Miscellaneous Updates

The very most recent news is that I have decided to join University of Illinois at Chicago to work on a PhD in Learning Sciences, with a focus on Mathematics Education. I’m very excited to join the Learning Sciences Research Institute (LSRI)ย in continuing my research!

I’m moving this July, and this site will see significantly more activity; especially WRT notes on math education! I’ll be compiling notes and some definitions here as a resource

Some Highlights of 2018-2019:

  • Spring 2018:
    • Received theย Sally Casanova Scholarship for the academic year 2018-19 (See page 14 of this booklet).
    • Participated in the California Forum for Diversity in Graduate Education
    • Finalized all the code for my thesis
    • Teaching:
      • Math 199 – Precalculus
      • Math 227 (x2) – Calculus II (as TA)
  • Summer 2018
    • Generalized code to any dimension, final verification of code with Dr. Gubeladze
    • Worked on implementing California Executive Order 1110 – part of a team with tenured faculty working on creating the curriculum for stretch courses.
    • Created a gradebook template and a lesson plan template for general use.
  • Fall 2018:
    • Applied to twelve PhD programs, and had a bit of an existential crisis because PhD applications can be grueling.
    • Worked on writing out my thesis, as most of my work was coding up to this point.
    • Defended my master’s thesis, “Computational Verification of the Cone Conjecture”
    • Teaching:
      • Math 107 – Math for Business Calculus I
      • Math 197 – Prelude to Calculus I
  • Spring 2019
    • Out of 12 I was waitlisted at one and accepted into two.
    • Finalized edits for my master’s thesis and submitted to archives
    • Updated LaTeX template for Masters Thesis for STEM majors at SFSU
    • Graduated from the Masters program!
    • First semester to finish grading finals not on the day that grades are due ๐Ÿ˜€
    • Teaching:
      • Math 108 – Math for Business Calculus II
      • Math 198 – Prelude to Calculus II

Institute of Mathematics and its Applications at University of Minnesota: SAGE Coding Sprint Journal

April 5th, 2018

  • Met with the team of SAGE & Normaliz Developers at Institute of Mathematics and its Applications at University of Minnesota.
  • Discovered the issues I had connecting PyNormaliz to SAGE was due to installing SAGE using the Binary, which limits the use of custom packages.

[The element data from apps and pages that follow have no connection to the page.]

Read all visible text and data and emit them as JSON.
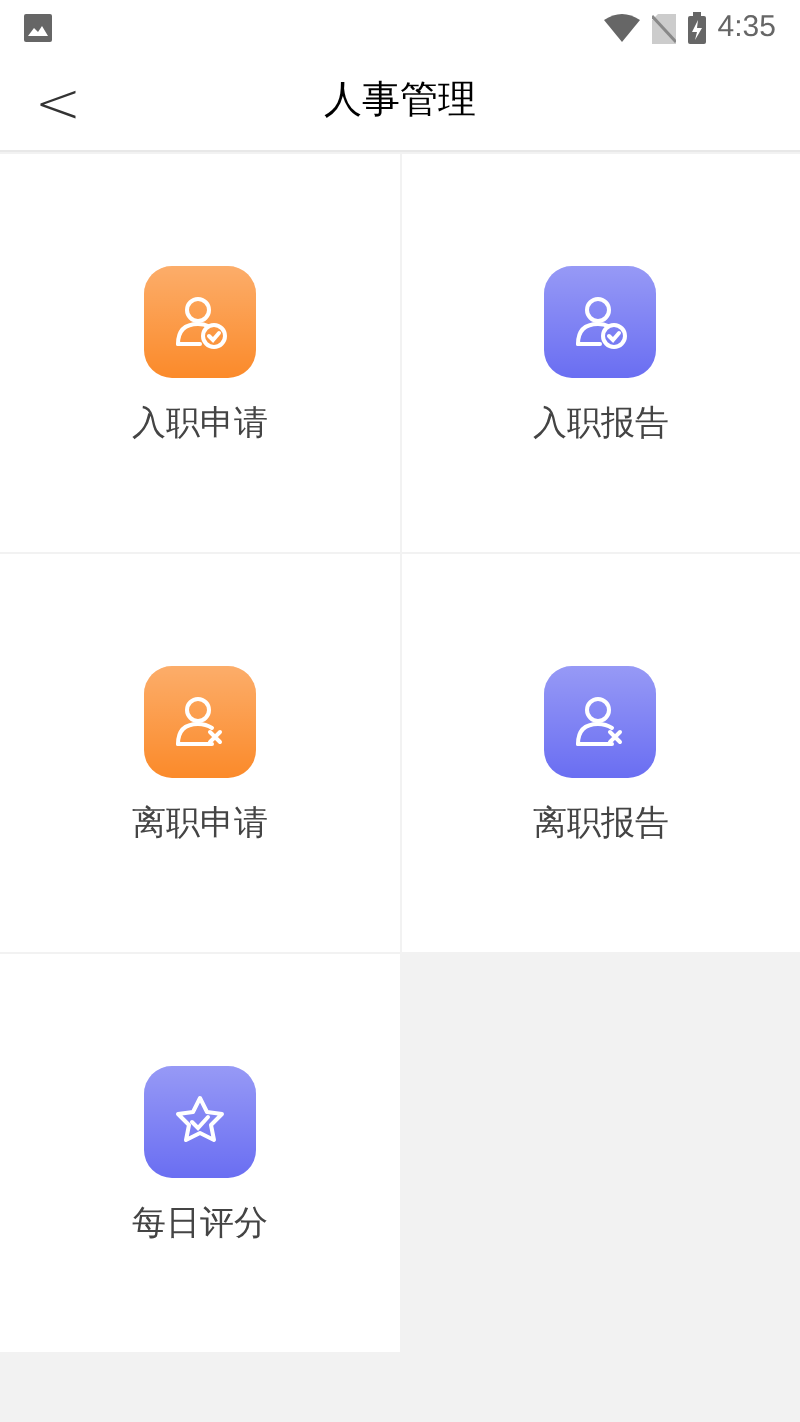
{
  "status_bar": {
    "time": "4:35"
  },
  "header": {
    "back": "<",
    "title": "人事管理"
  },
  "tiles": [
    {
      "label": "入职申请",
      "kind": "join",
      "color": "#fb8a2a"
    },
    {
      "label": "入职报告",
      "kind": "join",
      "color": "#6a6ef2"
    },
    {
      "label": "离职申请",
      "kind": "leave",
      "color": "#fb8a2a"
    },
    {
      "label": "离职报告",
      "kind": "leave",
      "color": "#6a6ef2"
    },
    {
      "label": "每日评分",
      "kind": "rating",
      "color": "#6a6ef2"
    }
  ]
}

While making from source allows for the use of most recent version,
  • While waiting for the fresh install of SAGE, read an article about unit testing by Jeff Knupp here.
  • Learned about using parallel compiling option for SAGE install, and also learned about the System Monitor (was cool to see all the cores get used at once)
  • Begin writing Unit Tests

April 6th, 2018

  • Shifted to the developer branch of SAGE
  • Installed the newest developer version of PyNormaliz, which installs Normaliz 3.5.3
  • Rewrote Top Down algorithm using Polyhedron(rays=[[vector1],…,[vectorN]],backend=’normaliz’)
    • Allows for the use of common operations like verifying if a vector is contained in the Cone.
    • Resolved multiple issues (that all arose basically due to me being a newb.)

April 8th, 2018

  • Added multiple githubs to record my work besides my thesis
  • Begin redesign of Bottom Up using the ideas above.

Reflection: Planning/Time Management

As a Teacher

  • Pre-Calculus
    • Lesson Planning is taking a lot less time this time around, since I spent a lot of time documenting the lessons from last year. Over-planning was actually an issue last semeseter; I would never actually complete everything I planned, and that was mildly frustrating. Also, there’s an element of improvisation that happens depending on the mood of the classroom, which means that scripting every sentence is simply not possible anyway.
  • Calculus II
    • The first two weeks I only prepared by rereading the text on the sections that the lead professor went over, but on the second week students asked me questions that definitely stomped me because I had not seen the problem before hand. Now, I ask students to email me their questions before the TA session, so that I can prepare with care. Planning short lectures on Calculus II material has been easier after that change in preparation, especially with access to great tools.

As a Student

  • Algebra
    • I’m really glad to be practicing with SAGE, but I’ve honed in on specific problems and end up spending significant time cleaning up code instead of doing proofs. I need to find a balance in what I’m focusing on when learning.
  • Real Analysis II
    • I should really be spending more time on this course. The lectures in this cource has been a blessing for preparing for Calculus II TA sessions, since it helps get me into the “mood” to do Calculus. ๐Ÿ™‚
  • Combinatorics
    • Obsessing over the details in this class takes too long. I’m in a similar situation with Algebra, but there’s this one is more like I spend 4-5 hours on one proof and run out of time for the other problems.

There’s a lot of juggling, and I have to get better at this soon before the midterm season.